WORK TO BE COMPLETED:
Examine the material below. Gather every line in which the string "strength" appears.

DATA EXTRACT:
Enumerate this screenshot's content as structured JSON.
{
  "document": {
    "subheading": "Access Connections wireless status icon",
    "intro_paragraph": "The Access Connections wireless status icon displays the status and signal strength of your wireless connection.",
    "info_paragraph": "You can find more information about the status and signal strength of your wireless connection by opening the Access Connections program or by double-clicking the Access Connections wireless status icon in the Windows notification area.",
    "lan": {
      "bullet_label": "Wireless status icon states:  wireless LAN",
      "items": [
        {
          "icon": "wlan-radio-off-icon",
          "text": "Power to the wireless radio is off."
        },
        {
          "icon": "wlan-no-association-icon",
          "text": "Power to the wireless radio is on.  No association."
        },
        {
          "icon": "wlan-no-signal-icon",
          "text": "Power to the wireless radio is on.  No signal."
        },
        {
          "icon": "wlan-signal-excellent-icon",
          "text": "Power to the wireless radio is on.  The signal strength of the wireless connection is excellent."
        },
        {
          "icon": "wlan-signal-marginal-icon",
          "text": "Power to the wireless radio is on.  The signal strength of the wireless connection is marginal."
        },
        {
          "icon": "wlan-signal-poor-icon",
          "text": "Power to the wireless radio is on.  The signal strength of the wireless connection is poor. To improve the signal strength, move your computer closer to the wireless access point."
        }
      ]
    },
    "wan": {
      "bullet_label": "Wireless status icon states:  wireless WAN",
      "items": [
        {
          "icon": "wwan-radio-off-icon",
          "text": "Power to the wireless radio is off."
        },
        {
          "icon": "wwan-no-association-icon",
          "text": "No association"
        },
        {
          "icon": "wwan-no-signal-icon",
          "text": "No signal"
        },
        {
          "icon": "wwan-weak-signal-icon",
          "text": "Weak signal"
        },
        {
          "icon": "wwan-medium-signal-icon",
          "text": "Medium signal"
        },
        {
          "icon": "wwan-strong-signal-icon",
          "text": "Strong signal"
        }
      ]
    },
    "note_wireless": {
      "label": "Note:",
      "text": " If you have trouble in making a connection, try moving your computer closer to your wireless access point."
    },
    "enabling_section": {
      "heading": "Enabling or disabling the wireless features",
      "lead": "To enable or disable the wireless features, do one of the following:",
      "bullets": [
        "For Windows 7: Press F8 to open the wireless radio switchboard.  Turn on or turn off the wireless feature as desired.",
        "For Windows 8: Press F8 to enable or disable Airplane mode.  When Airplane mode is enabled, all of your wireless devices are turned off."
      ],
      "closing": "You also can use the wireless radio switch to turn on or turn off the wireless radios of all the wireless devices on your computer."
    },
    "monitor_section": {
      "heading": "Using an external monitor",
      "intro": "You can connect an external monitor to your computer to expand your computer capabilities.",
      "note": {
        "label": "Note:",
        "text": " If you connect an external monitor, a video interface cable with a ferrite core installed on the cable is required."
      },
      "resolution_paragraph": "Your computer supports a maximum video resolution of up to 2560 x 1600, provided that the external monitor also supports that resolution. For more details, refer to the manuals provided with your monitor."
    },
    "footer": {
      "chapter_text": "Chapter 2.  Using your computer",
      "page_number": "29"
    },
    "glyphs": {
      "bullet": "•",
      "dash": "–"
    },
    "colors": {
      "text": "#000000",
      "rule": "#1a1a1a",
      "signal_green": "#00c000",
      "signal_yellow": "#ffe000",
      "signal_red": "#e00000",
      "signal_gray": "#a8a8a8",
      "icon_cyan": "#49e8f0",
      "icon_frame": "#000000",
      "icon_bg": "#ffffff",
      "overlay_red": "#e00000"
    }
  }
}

WRITTEN REPLY:
    "intro_paragraph": "The Access Connections wireless status icon displays the status and signal strength of your wireless connection.",
    "info_paragraph": "You can find more information about the status and signal strength of your wireless connection by opening the Access Connections program or by double-clicking the Access Connections wireless status icon in the Windows notification area.",
          "text": "Power to the wireless radio is on.  The signal strength of the wireless connection is excellent."
          "text": "Power to the wireless radio is on.  The signal strength of the wireless connection is marginal."
          "text": "Power to the wireless radio is on.  The signal strength of the wireless connection is poor. To improve the signal strength, move your computer closer to the wireless access point."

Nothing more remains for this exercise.